  1. Smaller, nimble, able to head to Office 365 without as much technical baggage to contend with. They moved to Office 365 quickly.
  2. Larger, cloud-first initiatives and chose not to upgrade on premises anymore. They’ve moved to Office 365.
  3. New players to the SharePoint world who are too small to even have SharePoint previously because of the costs. They chose to go directly to the cloud and not on-premise.
  4. Too large to migrate in all and are leveraging a slower methodology. They want to migrate. These organizations appear to be in the thick of trying it or have some elements in the cloud already.
  5. Cloud-timid organizations that are very cautious about moving their data to Office 365. These are organizations usually in Financial Services, Government, or similar industries. Their employees seem to be somewhat frustrated by falling behind in digital capabilities.

Even with a huge cloud focus, I still would have expected a couple more SharePoint 2016 or planned 2019 upgrades to show themselves. I truly hope these folks find a path forward; the features have really improved over the last six years and will continue to build upon a whole modern set of tools they have no access to use.

The Third-Party Application Market Continues to Thrive

During the initial transition to Office 365, there was some trepidation and lack of direction for how the classic SharePoint product companies would react. A lot of small, independent products popped up to see what would stick, and the larger organizations needed to adapt or become obsolete, like the Blockbusters of the world.

I love times of major change, even when it negatively impacts us in the short term. It forces the market to think, retool, and make their offerings better. It also provides new opportunities for smaller players to get their ideas into the market. Some absolutely great products have emerged based on the massive use of Office 365, and they continue to gather momentum.

Big Demand and Challenges for Constant Feature Releases in Office 365

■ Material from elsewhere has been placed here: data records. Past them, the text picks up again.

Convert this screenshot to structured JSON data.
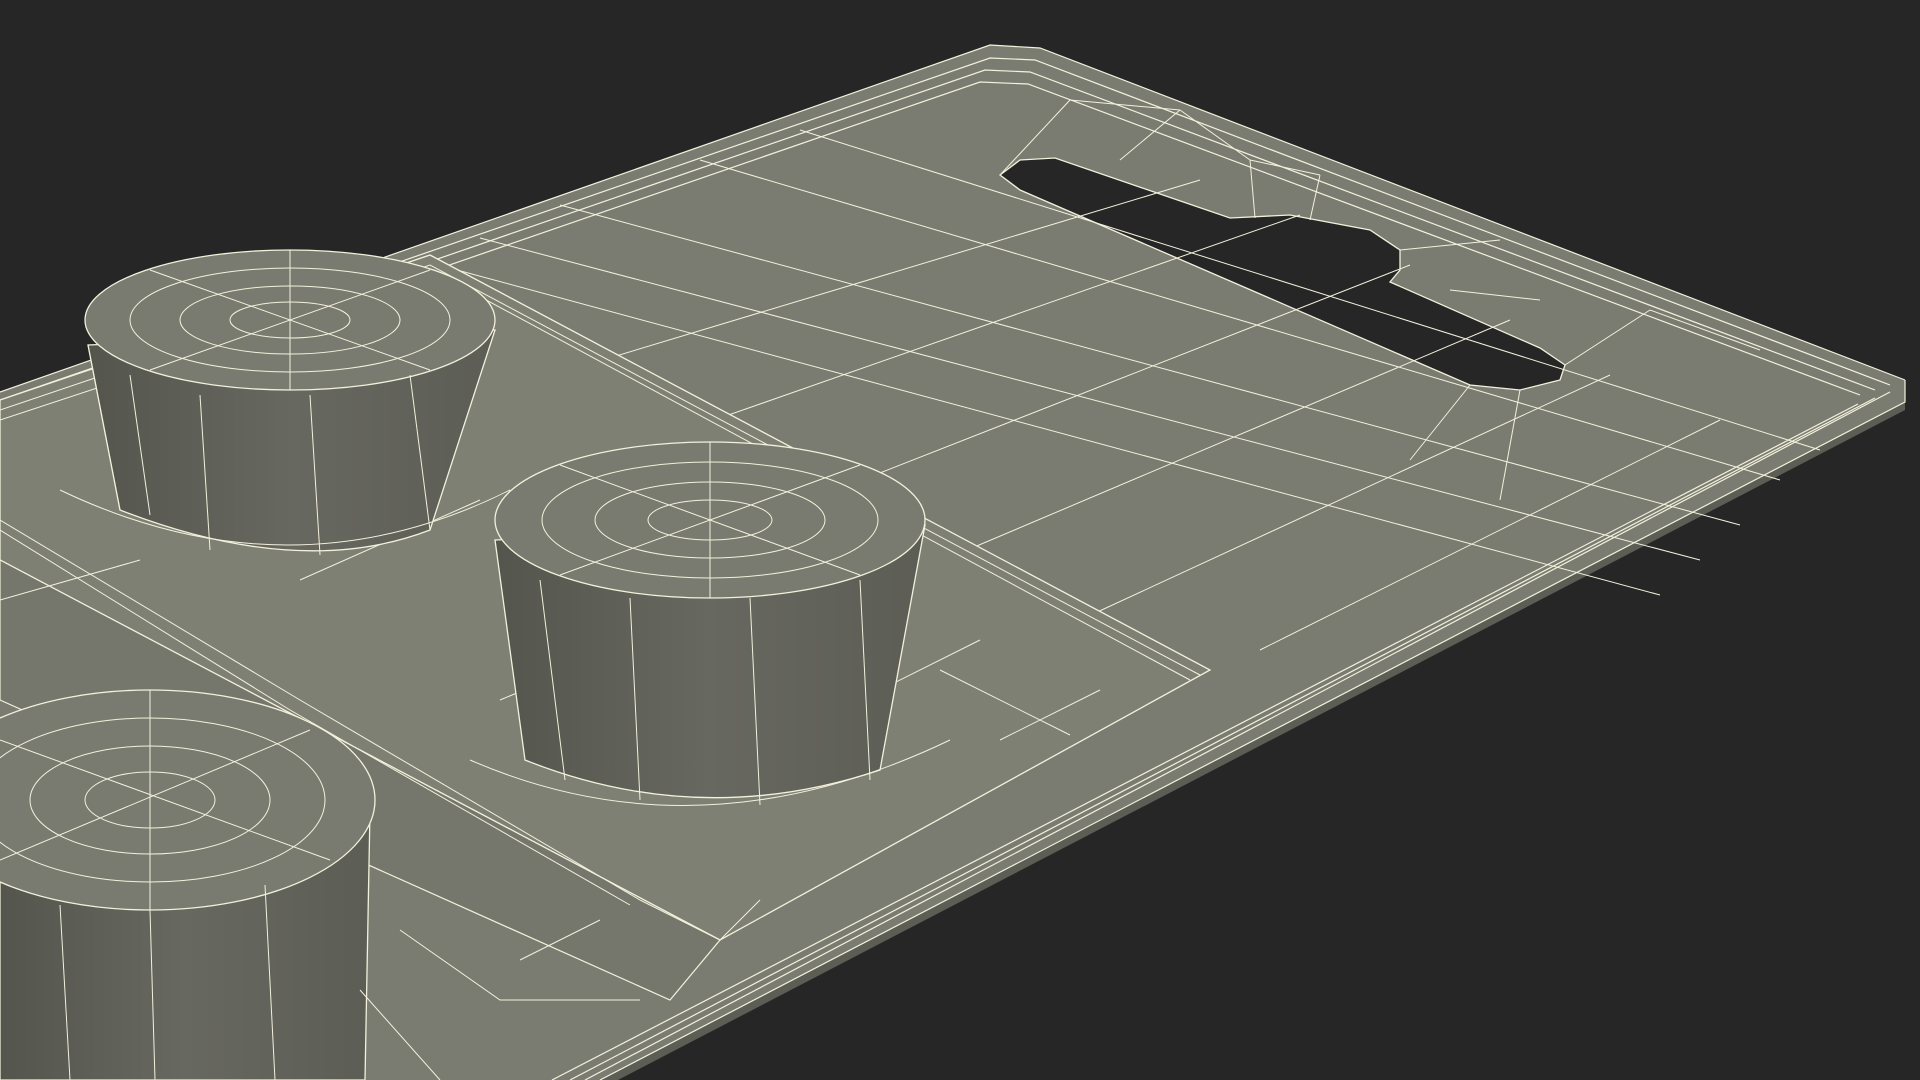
{
  "scene": {
    "subject": "wireframe-3d-blister-tray",
    "colors": {
      "background": "#262626",
      "surface": "#7a7b70",
      "surface_light": "#868779",
      "surface_dark": "#5f6057",
      "cylinder_side": "#626359",
      "cylinder_shadow": "#54554d",
      "wire": "#f2f1dc"
    }
  }
}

There are big demand and challenges for the constant features being announced and released in Office 365.  Folks have a difficult time knowing which features are out there, when they are being released, and how to plan and provide them for their end users in a deliberate and supportive way.

We had a LOT of conversations about these topics. It should be a concern for organizational leadership because digital transformation efforts are very difficult to nurture when end users are unable to receive the support they need to understand and use these tools effectively.

Based on discussions with our customers, folks attending the conference, and constantly watching the landscape, I believe our community (and our business here at Timlin) will be spending most of its time over the next few years addressing these demands and challenges.

Organizations are Focused on User Adoption and Engagement

One theme throughout the conference was the focus on user adoption and employee engagement.  We heard it directly from Naomi Moneypenny of Microsoft during her keynote on Tuesday.   It was also the theme or subject of a number of the educational sessions. Microsoft has developed tools and features in Office 365 to a maturity level that the challenge is no longer technical in nature, but rather it is all about the user.

In a study provided by AIIM, 67 % of respondents indicated inadequate user training was the number one reason that their SharePoint deployment was not deemed a success. This completely coincides with what we are seeing from our customers, and why we have shifted from a technical-based approach to one entirely focused on the users.   If you build it they will come is just not going to work.  It is always good to get confirmation that what we are seeing in the Office 365 marketplace is the same as what others are now talking about.

Again, thank you to the SPTechCon event organizers for another great year. We had a great time chatting with the speakers and attendees during our sessions and on the floor at our booth. In case you missed it, you can download the slides from my and Ian Dicker’s sessions below.

And if you’re interested in learning more about our Office 365 and SharePoint Center of Excellence approach, you can download our free white paper here.